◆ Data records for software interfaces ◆
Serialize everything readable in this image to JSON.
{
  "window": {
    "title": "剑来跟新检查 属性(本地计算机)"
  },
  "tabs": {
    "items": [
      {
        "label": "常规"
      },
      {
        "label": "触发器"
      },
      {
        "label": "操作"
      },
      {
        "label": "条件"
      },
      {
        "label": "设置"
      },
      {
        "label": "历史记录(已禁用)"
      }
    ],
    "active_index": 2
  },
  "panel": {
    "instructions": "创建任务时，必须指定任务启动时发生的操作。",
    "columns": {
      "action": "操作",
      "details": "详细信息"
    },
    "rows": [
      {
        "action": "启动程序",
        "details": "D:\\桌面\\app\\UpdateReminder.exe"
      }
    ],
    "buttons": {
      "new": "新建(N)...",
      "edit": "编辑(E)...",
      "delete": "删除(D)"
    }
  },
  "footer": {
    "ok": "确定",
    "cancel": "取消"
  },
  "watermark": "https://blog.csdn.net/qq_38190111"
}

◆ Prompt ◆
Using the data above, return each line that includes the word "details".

◆ Answer for this exercise ◆
      "details": "详细信息"
        "details": "D:\\桌面\\app\\UpdateReminder.exe"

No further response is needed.